# REQUIRED WORK:
The listing should be returned in its entirety, exactly as given.

# PROVIDED RECORDS:

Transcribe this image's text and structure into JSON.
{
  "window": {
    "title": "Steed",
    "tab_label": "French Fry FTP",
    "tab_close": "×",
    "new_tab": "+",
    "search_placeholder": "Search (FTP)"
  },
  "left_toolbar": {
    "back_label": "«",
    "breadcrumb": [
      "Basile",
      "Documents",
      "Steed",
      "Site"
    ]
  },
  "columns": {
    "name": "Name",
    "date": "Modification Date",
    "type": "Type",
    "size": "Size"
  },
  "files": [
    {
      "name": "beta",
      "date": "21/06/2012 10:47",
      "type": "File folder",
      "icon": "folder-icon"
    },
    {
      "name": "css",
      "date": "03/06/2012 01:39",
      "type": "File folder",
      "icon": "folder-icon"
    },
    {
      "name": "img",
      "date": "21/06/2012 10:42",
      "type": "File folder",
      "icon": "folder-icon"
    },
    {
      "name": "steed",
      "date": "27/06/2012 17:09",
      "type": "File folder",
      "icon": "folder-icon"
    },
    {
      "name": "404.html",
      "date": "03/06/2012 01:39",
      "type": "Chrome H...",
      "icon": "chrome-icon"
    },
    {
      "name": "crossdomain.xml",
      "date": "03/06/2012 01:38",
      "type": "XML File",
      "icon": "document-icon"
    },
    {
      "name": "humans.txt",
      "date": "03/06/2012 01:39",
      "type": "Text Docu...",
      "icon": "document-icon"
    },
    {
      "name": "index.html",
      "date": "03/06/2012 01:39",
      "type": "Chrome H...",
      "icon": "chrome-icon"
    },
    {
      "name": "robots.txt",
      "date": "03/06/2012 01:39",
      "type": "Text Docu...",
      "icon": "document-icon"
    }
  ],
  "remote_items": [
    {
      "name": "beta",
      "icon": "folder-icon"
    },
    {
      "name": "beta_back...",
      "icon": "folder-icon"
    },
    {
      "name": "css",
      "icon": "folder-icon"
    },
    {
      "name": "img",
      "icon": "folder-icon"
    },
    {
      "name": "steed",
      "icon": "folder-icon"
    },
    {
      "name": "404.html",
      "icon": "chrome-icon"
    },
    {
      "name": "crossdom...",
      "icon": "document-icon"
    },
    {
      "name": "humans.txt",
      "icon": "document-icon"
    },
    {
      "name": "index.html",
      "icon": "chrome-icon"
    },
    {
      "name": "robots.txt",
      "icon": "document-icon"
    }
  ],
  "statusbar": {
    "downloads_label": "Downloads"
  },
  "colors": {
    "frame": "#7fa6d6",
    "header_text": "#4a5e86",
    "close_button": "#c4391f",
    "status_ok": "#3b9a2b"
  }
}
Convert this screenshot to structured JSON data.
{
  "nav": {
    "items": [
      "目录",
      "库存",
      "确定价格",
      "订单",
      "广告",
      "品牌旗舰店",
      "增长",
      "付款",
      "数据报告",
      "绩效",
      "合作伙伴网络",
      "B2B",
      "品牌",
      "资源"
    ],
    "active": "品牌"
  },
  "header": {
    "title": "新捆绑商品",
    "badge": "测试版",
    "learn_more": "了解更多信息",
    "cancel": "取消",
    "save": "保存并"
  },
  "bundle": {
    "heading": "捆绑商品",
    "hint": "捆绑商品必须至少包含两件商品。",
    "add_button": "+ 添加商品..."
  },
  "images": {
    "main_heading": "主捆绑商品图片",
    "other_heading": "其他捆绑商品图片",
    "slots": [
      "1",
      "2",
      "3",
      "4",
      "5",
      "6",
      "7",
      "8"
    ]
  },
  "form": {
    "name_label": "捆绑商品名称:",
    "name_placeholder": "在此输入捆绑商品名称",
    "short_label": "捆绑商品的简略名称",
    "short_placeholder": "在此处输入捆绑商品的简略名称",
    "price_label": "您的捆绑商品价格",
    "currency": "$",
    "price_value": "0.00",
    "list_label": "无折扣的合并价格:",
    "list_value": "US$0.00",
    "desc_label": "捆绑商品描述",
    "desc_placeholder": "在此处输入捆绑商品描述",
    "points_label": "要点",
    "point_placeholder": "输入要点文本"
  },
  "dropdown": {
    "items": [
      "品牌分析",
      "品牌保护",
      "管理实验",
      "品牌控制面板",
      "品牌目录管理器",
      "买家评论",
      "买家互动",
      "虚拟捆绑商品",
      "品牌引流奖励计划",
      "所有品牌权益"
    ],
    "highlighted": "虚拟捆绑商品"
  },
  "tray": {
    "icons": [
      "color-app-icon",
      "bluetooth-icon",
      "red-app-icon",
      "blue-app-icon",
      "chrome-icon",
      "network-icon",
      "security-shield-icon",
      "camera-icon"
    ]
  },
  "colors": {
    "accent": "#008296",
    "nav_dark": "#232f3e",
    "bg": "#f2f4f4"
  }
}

# SOLUTION TO THE PROBLEM:
Transcribe this image's text and structure into JSON.
{
  "window": {
    "title": "Steed",
    "tab_label": "French Fry FTP",
    "tab_close": "×",
    "new_tab": "+",
    "search_placeholder": "Search (FTP)"
  },
  "left_toolbar": {
    "back_label": "«",
    "breadcrumb": [
      "Basile",
      "Documents",
      "Steed",
      "Site"
    ]
  },
  "columns": {
    "name": "Name",
    "date": "Modification Date",
    "type": "Type",
    "size": "Size"
  },
  "files": [
    {
      "name": "beta",
      "date": "21/06/2012 10:47",
      "type": "File folder",
      "icon": "folder-icon"
    },
    {
      "name": "css",
      "date": "03/06/2012 01:39",
      "type": "File folder",
      "icon": "folder-icon"
    },
    {
      "name": "img",
      "date": "21/06/2012 10:42",
      "type": "File folder",
      "icon": "folder-icon"
    },
    {
      "name": "steed",
      "date": "27/06/2012 17:09",
      "type": "File folder",
      "icon": "folder-icon"
    },
    {
      "name": "404.html",
      "date": "03/06/2012 01:39",
      "type": "Chrome H...",
      "icon": "chrome-icon"
    },
    {
      "name": "crossdomain.xml",
      "date": "03/06/2012 01:38",
      "type": "XML File",
      "icon": "document-icon"
    },
    {
      "name": "humans.txt",
      "date": "03/06/2012 01:39",
      "type": "Text Docu...",
      "icon": "document-icon"
    },
    {
      "name": "index.html",
      "date": "03/06/2012 01:39",
      "type": "Chrome H...",
      "icon": "chrome-icon"
    },
    {
      "name": "robots.txt",
      "date": "03/06/2012 01:39",
      "type": "Text Docu...",
      "icon": "document-icon"
    }
  ],
  "remote_items": [
    {
      "name": "beta",
      "icon": "folder-icon"
    },
    {
      "name": "beta_back...",
      "icon": "folder-icon"
    },
    {
      "name": "css",
      "icon": "folder-icon"
    },
    {
      "name": "img",
      "icon": "folder-icon"
    },
    {
      "name": "steed",
      "icon": "folder-icon"
    },
    {
      "name": "404.html",
      "icon": "chrome-icon"
    },
    {
      "name": "crossdom...",
      "icon": "document-icon"
    },
    {
      "name": "humans.txt",
      "icon": "document-icon"
    },
    {
      "name": "index.html",
      "icon": "chrome-icon"
    },
    {
      "name": "robots.txt",
      "icon": "document-icon"
    }
  ],
  "statusbar": {
    "downloads_label": "Downloads"
  },
  "colors": {
    "frame": "#7fa6d6",
    "header_text": "#4a5e86",
    "close_button": "#c4391f",
    "status_ok": "#3b9a2b"
  }
}
Convert this screenshot to structured JSON data.
{
  "nav": {
    "items": [
      "目录",
      "库存",
      "确定价格",
      "订单",
      "广告",
      "品牌旗舰店",
      "增长",
      "付款",
      "数据报告",
      "绩效",
      "合作伙伴网络",
      "B2B",
      "品牌",
      "资源"
    ],
    "active": "品牌"
  },
  "header": {
    "title": "新捆绑商品",
    "badge": "测试版",
    "learn_more": "了解更多信息",
    "cancel": "取消",
    "save": "保存并"
  },
  "bundle": {
    "heading": "捆绑商品",
    "hint": "捆绑商品必须至少包含两件商品。",
    "add_button": "+ 添加商品..."
  },
  "images": {
    "main_heading": "主捆绑商品图片",
    "other_heading": "其他捆绑商品图片",
    "slots": [
      "1",
      "2",
      "3",
      "4",
      "5",
      "6",
      "7",
      "8"
    ]
  },
  "form": {
    "name_label": "捆绑商品名称:",
    "name_placeholder": "在此输入捆绑商品名称",
    "short_label": "捆绑商品的简略名称",
    "short_placeholder": "在此处输入捆绑商品的简略名称",
    "price_label": "您的捆绑商品价格",
    "currency": "$",
    "price_value": "0.00",
    "list_label": "无折扣的合并价格:",
    "list_value": "US$0.00",
    "desc_label": "捆绑商品描述",
    "desc_placeholder": "在此处输入捆绑商品描述",
    "points_label": "要点",
    "point_placeholder": "输入要点文本"
  },
  "dropdown": {
    "items": [
      "品牌分析",
      "品牌保护",
      "管理实验",
      "品牌控制面板",
      "品牌目录管理器",
      "买家评论",
      "买家互动",
      "虚拟捆绑商品",
      "品牌引流奖励计划",
      "所有品牌权益"
    ],
    "highlighted": "虚拟捆绑商品"
  },
  "tray": {
    "icons": [
      "color-app-icon",
      "bluetooth-icon",
      "red-app-icon",
      "blue-app-icon",
      "chrome-icon",
      "network-icon",
      "security-shield-icon",
      "camera-icon"
    ]
  },
  "colors": {
    "accent": "#008296",
    "nav_dark": "#232f3e",
    "bg": "#f2f4f4"
  }
}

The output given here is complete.